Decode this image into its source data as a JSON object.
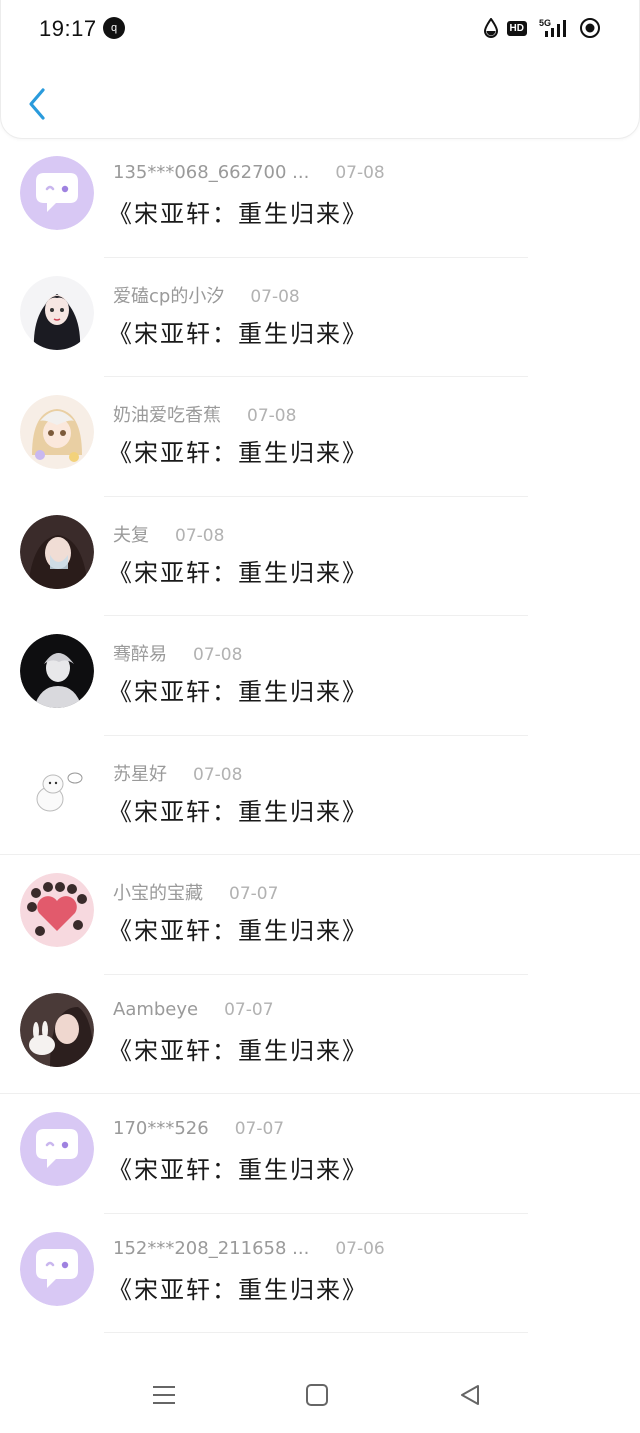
{
  "status_bar": {
    "time": "19:17",
    "notification_badge": "q",
    "hd": "HD",
    "network": "5G",
    "icons": [
      "water-drop-icon",
      "hd-icon",
      "signal-5g-icon",
      "record-icon"
    ]
  },
  "header": {
    "back_icon": "chevron-left-icon",
    "accent": "#2a9bdc"
  },
  "items": [
    {
      "user": "135***068_662700 ...",
      "date": "07-08",
      "title": "《宋亚轩：重生归来》",
      "avatar": "default-chat-avatar"
    },
    {
      "user": "爱磕cp的小汐",
      "date": "07-08",
      "title": "《宋亚轩：重生归来》",
      "avatar": "girl-illustration-avatar"
    },
    {
      "user": "奶油爱吃香蕉",
      "date": "07-08",
      "title": "《宋亚轩：重生归来》",
      "avatar": "anime-girl-avatar"
    },
    {
      "user": "夫复",
      "date": "07-08",
      "title": "《宋亚轩：重生归来》",
      "avatar": "photo-girl-avatar"
    },
    {
      "user": "骞醉易",
      "date": "07-08",
      "title": "《宋亚轩：重生归来》",
      "avatar": "anime-boy-avatar"
    },
    {
      "user": "苏星好",
      "date": "07-08",
      "title": "《宋亚轩：重生归来》",
      "avatar": "white-dog-avatar"
    },
    {
      "user": "小宝的宝藏",
      "date": "07-07",
      "title": "《宋亚轩：重生归来》",
      "avatar": "cartoon-heart-avatar"
    },
    {
      "user": "Aambeye",
      "date": "07-07",
      "title": "《宋亚轩：重生归来》",
      "avatar": "photo-rabbit-avatar"
    },
    {
      "user": "170***526",
      "date": "07-07",
      "title": "《宋亚轩：重生归来》",
      "avatar": "default-chat-avatar"
    },
    {
      "user": "152***208_211658 ...",
      "date": "07-06",
      "title": "《宋亚轩：重生归来》",
      "avatar": "default-chat-avatar"
    }
  ],
  "nav_bar": {
    "icons": [
      "menu-icon",
      "home-square-icon",
      "back-triangle-icon"
    ]
  },
  "colors": {
    "default_avatar_bg": "#d8c8f4",
    "username": "#9a9a9a",
    "date": "#b2b2b2",
    "title": "#1a1a1a"
  }
}
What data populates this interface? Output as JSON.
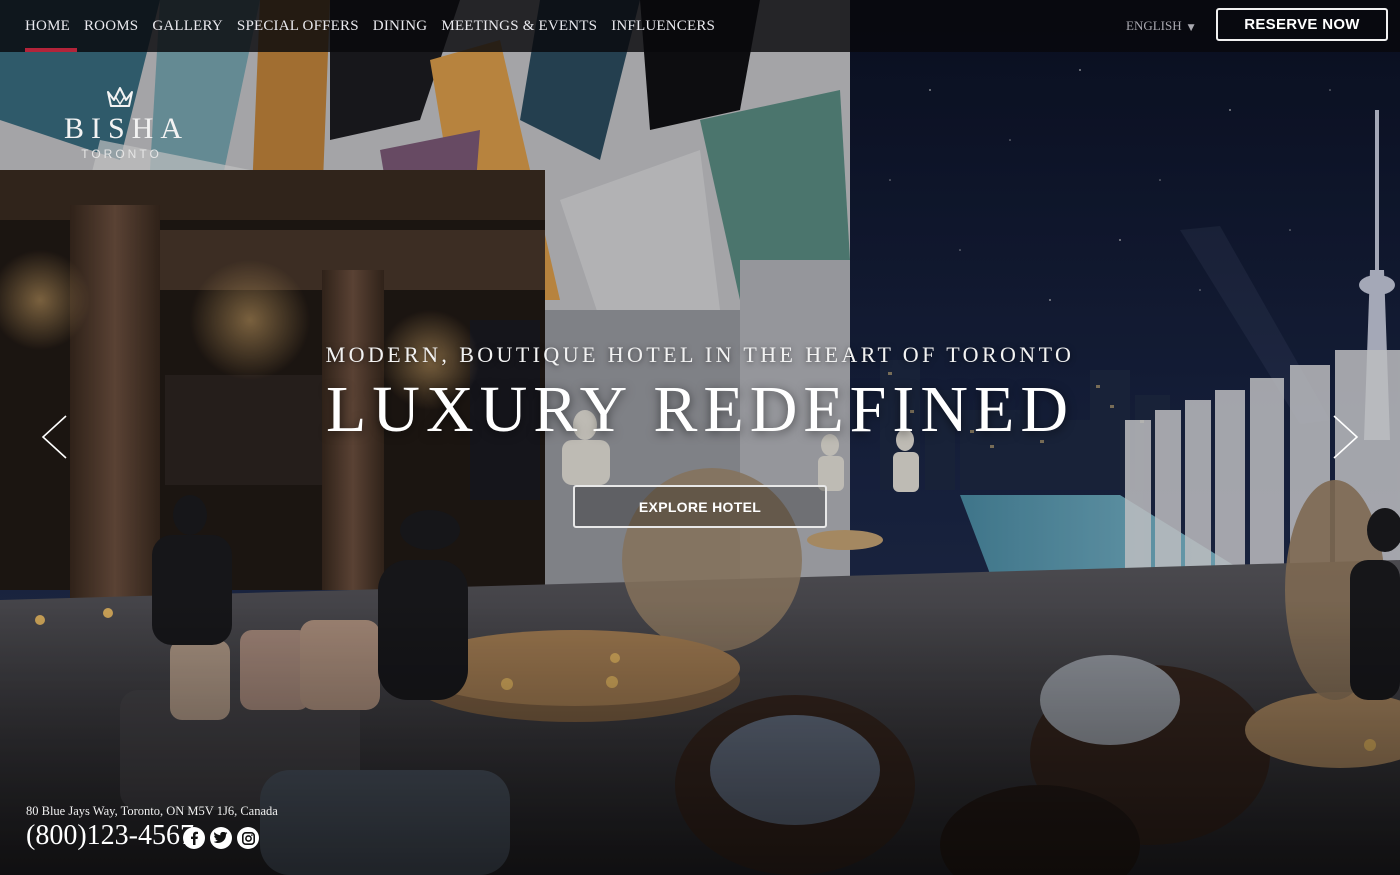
{
  "nav": {
    "items": [
      {
        "label": "HOME",
        "active": true
      },
      {
        "label": "ROOMS"
      },
      {
        "label": "GALLERY"
      },
      {
        "label": "SPECIAL OFFERS"
      },
      {
        "label": "DINING"
      },
      {
        "label": "MEETINGS & EVENTS"
      },
      {
        "label": "INFLUENCERS"
      }
    ],
    "language": "ENGLISH",
    "reserve_label": "RESERVE NOW"
  },
  "logo": {
    "brand": "BISHA",
    "city": "TORONTO"
  },
  "hero": {
    "tagline": "MODERN, BOUTIQUE HOTEL IN THE HEART OF TORONTO",
    "headline": "LUXURY REDEFINED",
    "cta_label": "EXPLORE HOTEL"
  },
  "footer": {
    "address": "80 Blue Jays Way, Toronto, ON M5V 1J6, Canada",
    "phone": "(800)123-4567",
    "social": [
      "facebook-icon",
      "twitter-icon",
      "instagram-icon"
    ]
  },
  "colors": {
    "accent": "#b3243a",
    "topbar": "#08080c",
    "night_sky": "#141b33"
  }
}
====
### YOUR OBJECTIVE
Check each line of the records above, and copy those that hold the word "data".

### SOLUTION
Decode this image into its source data as a JSON object.
What data populates this interface? Output as JSON.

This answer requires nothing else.